──────── Task input

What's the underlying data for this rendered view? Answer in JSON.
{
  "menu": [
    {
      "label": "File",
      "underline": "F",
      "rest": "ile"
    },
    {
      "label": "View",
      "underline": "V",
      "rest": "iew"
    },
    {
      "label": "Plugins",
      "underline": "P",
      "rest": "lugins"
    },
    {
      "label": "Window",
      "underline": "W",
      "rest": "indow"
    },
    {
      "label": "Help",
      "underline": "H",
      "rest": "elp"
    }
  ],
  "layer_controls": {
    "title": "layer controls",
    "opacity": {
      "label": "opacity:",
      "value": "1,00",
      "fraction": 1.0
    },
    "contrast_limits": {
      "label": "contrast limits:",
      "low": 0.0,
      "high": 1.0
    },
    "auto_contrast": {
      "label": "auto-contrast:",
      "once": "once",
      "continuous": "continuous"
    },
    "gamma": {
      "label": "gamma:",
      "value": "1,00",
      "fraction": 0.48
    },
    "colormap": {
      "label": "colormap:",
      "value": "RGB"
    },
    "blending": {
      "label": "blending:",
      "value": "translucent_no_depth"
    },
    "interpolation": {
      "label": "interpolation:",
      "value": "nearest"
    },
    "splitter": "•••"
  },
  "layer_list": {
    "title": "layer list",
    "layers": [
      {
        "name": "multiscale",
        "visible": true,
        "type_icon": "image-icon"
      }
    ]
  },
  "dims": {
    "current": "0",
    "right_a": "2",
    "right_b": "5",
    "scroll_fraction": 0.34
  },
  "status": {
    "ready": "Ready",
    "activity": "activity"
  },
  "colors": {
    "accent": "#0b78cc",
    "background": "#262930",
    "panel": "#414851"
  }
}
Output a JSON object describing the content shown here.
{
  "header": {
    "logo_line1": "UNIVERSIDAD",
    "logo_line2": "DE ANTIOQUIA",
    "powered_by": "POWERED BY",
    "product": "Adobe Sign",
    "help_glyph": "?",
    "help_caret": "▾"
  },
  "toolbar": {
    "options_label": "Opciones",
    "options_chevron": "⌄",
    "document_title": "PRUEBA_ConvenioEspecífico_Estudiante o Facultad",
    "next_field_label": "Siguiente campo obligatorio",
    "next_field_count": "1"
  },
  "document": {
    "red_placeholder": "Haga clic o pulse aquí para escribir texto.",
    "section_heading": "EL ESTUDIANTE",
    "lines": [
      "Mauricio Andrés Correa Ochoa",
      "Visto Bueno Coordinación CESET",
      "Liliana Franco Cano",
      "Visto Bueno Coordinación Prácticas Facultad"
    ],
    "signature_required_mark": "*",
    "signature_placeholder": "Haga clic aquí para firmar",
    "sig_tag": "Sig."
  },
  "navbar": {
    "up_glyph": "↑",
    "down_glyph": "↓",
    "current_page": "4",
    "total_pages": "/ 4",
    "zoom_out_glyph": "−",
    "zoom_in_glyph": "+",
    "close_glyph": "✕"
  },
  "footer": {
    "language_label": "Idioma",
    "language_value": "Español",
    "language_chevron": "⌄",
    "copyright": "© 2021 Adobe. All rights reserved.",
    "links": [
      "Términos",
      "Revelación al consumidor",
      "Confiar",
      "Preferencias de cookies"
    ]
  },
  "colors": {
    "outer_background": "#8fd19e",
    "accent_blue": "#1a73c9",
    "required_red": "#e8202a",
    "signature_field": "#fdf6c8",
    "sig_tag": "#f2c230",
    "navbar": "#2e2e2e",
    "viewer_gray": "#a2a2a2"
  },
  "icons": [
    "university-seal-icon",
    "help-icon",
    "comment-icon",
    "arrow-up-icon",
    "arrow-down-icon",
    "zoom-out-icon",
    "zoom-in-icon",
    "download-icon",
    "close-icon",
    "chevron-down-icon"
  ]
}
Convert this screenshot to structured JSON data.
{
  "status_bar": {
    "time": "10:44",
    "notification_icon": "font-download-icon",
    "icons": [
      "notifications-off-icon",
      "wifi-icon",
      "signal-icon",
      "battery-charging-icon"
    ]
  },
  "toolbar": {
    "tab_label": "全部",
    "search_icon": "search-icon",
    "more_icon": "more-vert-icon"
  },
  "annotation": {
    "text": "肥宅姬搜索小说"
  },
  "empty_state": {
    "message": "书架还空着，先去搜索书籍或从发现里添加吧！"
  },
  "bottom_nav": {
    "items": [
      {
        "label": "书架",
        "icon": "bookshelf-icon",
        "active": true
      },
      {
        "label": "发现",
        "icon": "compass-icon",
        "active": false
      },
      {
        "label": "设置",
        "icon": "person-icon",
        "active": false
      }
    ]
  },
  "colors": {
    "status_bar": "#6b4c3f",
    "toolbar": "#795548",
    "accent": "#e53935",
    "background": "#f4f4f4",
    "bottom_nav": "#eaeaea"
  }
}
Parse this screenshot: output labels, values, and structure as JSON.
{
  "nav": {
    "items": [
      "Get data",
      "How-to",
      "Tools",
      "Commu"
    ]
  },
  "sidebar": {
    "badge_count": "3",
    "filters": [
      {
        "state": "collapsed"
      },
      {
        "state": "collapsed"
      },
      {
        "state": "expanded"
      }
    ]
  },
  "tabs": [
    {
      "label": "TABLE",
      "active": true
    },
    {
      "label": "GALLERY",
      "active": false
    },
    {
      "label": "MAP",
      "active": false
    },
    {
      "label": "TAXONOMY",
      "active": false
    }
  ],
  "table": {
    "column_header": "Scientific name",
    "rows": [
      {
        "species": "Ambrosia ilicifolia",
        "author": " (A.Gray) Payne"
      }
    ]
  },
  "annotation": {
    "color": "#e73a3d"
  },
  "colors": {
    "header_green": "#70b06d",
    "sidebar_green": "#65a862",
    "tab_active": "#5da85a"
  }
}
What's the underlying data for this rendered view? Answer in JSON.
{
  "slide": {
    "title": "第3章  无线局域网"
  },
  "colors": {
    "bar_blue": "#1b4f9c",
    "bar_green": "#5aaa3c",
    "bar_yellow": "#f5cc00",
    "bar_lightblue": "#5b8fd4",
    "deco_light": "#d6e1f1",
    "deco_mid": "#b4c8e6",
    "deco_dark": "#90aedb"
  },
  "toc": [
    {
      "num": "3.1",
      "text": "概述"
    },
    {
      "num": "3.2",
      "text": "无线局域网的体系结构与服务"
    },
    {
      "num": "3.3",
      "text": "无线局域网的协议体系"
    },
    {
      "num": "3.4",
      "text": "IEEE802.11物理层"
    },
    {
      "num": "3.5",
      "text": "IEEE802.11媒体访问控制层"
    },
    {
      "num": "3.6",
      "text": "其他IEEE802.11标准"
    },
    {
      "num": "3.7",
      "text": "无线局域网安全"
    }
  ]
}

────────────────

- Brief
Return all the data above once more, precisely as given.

- Written response
What's the underlying data for this rendered view? Answer in JSON.
{
  "menu": [
    {
      "label": "File",
      "underline": "F",
      "rest": "ile"
    },
    {
      "label": "View",
      "underline": "V",
      "rest": "iew"
    },
    {
      "label": "Plugins",
      "underline": "P",
      "rest": "lugins"
    },
    {
      "label": "Window",
      "underline": "W",
      "rest": "indow"
    },
    {
      "label": "Help",
      "underline": "H",
      "rest": "elp"
    }
  ],
  "layer_controls": {
    "title": "layer controls",
    "opacity": {
      "label": "opacity:",
      "value": "1,00",
      "fraction": 1.0
    },
    "contrast_limits": {
      "label": "contrast limits:",
      "low": 0.0,
      "high": 1.0
    },
    "auto_contrast": {
      "label": "auto-contrast:",
      "once": "once",
      "continuous": "continuous"
    },
    "gamma": {
      "label": "gamma:",
      "value": "1,00",
      "fraction": 0.48
    },
    "colormap": {
      "label": "colormap:",
      "value": "RGB"
    },
    "blending": {
      "label": "blending:",
      "value": "translucent_no_depth"
    },
    "interpolation": {
      "label": "interpolation:",
      "value": "nearest"
    },
    "splitter": "•••"
  },
  "layer_list": {
    "title": "layer list",
    "layers": [
      {
        "name": "multiscale",
        "visible": true,
        "type_icon": "image-icon"
      }
    ]
  },
  "dims": {
    "current": "0",
    "right_a": "2",
    "right_b": "5",
    "scroll_fraction": 0.34
  },
  "status": {
    "ready": "Ready",
    "activity": "activity"
  },
  "colors": {
    "accent": "#0b78cc",
    "background": "#262930",
    "panel": "#414851"
  }
}
Output a JSON object describing the content shown here.
{
  "header": {
    "logo_line1": "UNIVERSIDAD",
    "logo_line2": "DE ANTIOQUIA",
    "powered_by": "POWERED BY",
    "product": "Adobe Sign",
    "help_glyph": "?",
    "help_caret": "▾"
  },
  "toolbar": {
    "options_label": "Opciones",
    "options_chevron": "⌄",
    "document_title": "PRUEBA_ConvenioEspecífico_Estudiante o Facultad",
    "next_field_label": "Siguiente campo obligatorio",
    "next_field_count": "1"
  },
  "document": {
    "red_placeholder": "Haga clic o pulse aquí para escribir texto.",
    "section_heading": "EL ESTUDIANTE",
    "lines": [
      "Mauricio Andrés Correa Ochoa",
      "Visto Bueno Coordinación CESET",
      "Liliana Franco Cano",
      "Visto Bueno Coordinación Prácticas Facultad"
    ],
    "signature_required_mark": "*",
    "signature_placeholder": "Haga clic aquí para firmar",
    "sig_tag": "Sig."
  },
  "navbar": {
    "up_glyph": "↑",
    "down_glyph": "↓",
    "current_page": "4",
    "total_pages": "/ 4",
    "zoom_out_glyph": "−",
    "zoom_in_glyph": "+",
    "close_glyph": "✕"
  },
  "footer": {
    "language_label": "Idioma",
    "language_value": "Español",
    "language_chevron": "⌄",
    "copyright": "© 2021 Adobe. All rights reserved.",
    "links": [
      "Términos",
      "Revelación al consumidor",
      "Confiar",
      "Preferencias de cookies"
    ]
  },
  "colors": {
    "outer_background": "#8fd19e",
    "accent_blue": "#1a73c9",
    "required_red": "#e8202a",
    "signature_field": "#fdf6c8",
    "sig_tag": "#f2c230",
    "navbar": "#2e2e2e",
    "viewer_gray": "#a2a2a2"
  },
  "icons": [
    "university-seal-icon",
    "help-icon",
    "comment-icon",
    "arrow-up-icon",
    "arrow-down-icon",
    "zoom-out-icon",
    "zoom-in-icon",
    "download-icon",
    "close-icon",
    "chevron-down-icon"
  ]
}
Convert this screenshot to structured JSON data.
{
  "status_bar": {
    "time": "10:44",
    "notification_icon": "font-download-icon",
    "icons": [
      "notifications-off-icon",
      "wifi-icon",
      "signal-icon",
      "battery-charging-icon"
    ]
  },
  "toolbar": {
    "tab_label": "全部",
    "search_icon": "search-icon",
    "more_icon": "more-vert-icon"
  },
  "annotation": {
    "text": "肥宅姬搜索小说"
  },
  "empty_state": {
    "message": "书架还空着，先去搜索书籍或从发现里添加吧！"
  },
  "bottom_nav": {
    "items": [
      {
        "label": "书架",
        "icon": "bookshelf-icon",
        "active": true
      },
      {
        "label": "发现",
        "icon": "compass-icon",
        "active": false
      },
      {
        "label": "设置",
        "icon": "person-icon",
        "active": false
      }
    ]
  },
  "colors": {
    "status_bar": "#6b4c3f",
    "toolbar": "#795548",
    "accent": "#e53935",
    "background": "#f4f4f4",
    "bottom_nav": "#eaeaea"
  }
}
Parse this screenshot: output labels, values, and structure as JSON.
{
  "nav": {
    "items": [
      "Get data",
      "How-to",
      "Tools",
      "Commu"
    ]
  },
  "sidebar": {
    "badge_count": "3",
    "filters": [
      {
        "state": "collapsed"
      },
      {
        "state": "collapsed"
      },
      {
        "state": "expanded"
      }
    ]
  },
  "tabs": [
    {
      "label": "TABLE",
      "active": true
    },
    {
      "label": "GALLERY",
      "active": false
    },
    {
      "label": "MAP",
      "active": false
    },
    {
      "label": "TAXONOMY",
      "active": false
    }
  ],
  "table": {
    "column_header": "Scientific name",
    "rows": [
      {
        "species": "Ambrosia ilicifolia",
        "author": " (A.Gray) Payne"
      }
    ]
  },
  "annotation": {
    "color": "#e73a3d"
  },
  "colors": {
    "header_green": "#70b06d",
    "sidebar_green": "#65a862",
    "tab_active": "#5da85a"
  }
}
What's the underlying data for this rendered view? Answer in JSON.
{
  "slide": {
    "title": "第3章  无线局域网"
  },
  "colors": {
    "bar_blue": "#1b4f9c",
    "bar_green": "#5aaa3c",
    "bar_yellow": "#f5cc00",
    "bar_lightblue": "#5b8fd4",
    "deco_light": "#d6e1f1",
    "deco_mid": "#b4c8e6",
    "deco_dark": "#90aedb"
  },
  "toc": [
    {
      "num": "3.1",
      "text": "概述"
    },
    {
      "num": "3.2",
      "text": "无线局域网的体系结构与服务"
    },
    {
      "num": "3.3",
      "text": "无线局域网的协议体系"
    },
    {
      "num": "3.4",
      "text": "IEEE802.11物理层"
    },
    {
      "num": "3.5",
      "text": "IEEE802.11媒体访问控制层"
    },
    {
      "num": "3.6",
      "text": "其他IEEE802.11标准"
    },
    {
      "num": "3.7",
      "text": "无线局域网安全"
    }
  ]
}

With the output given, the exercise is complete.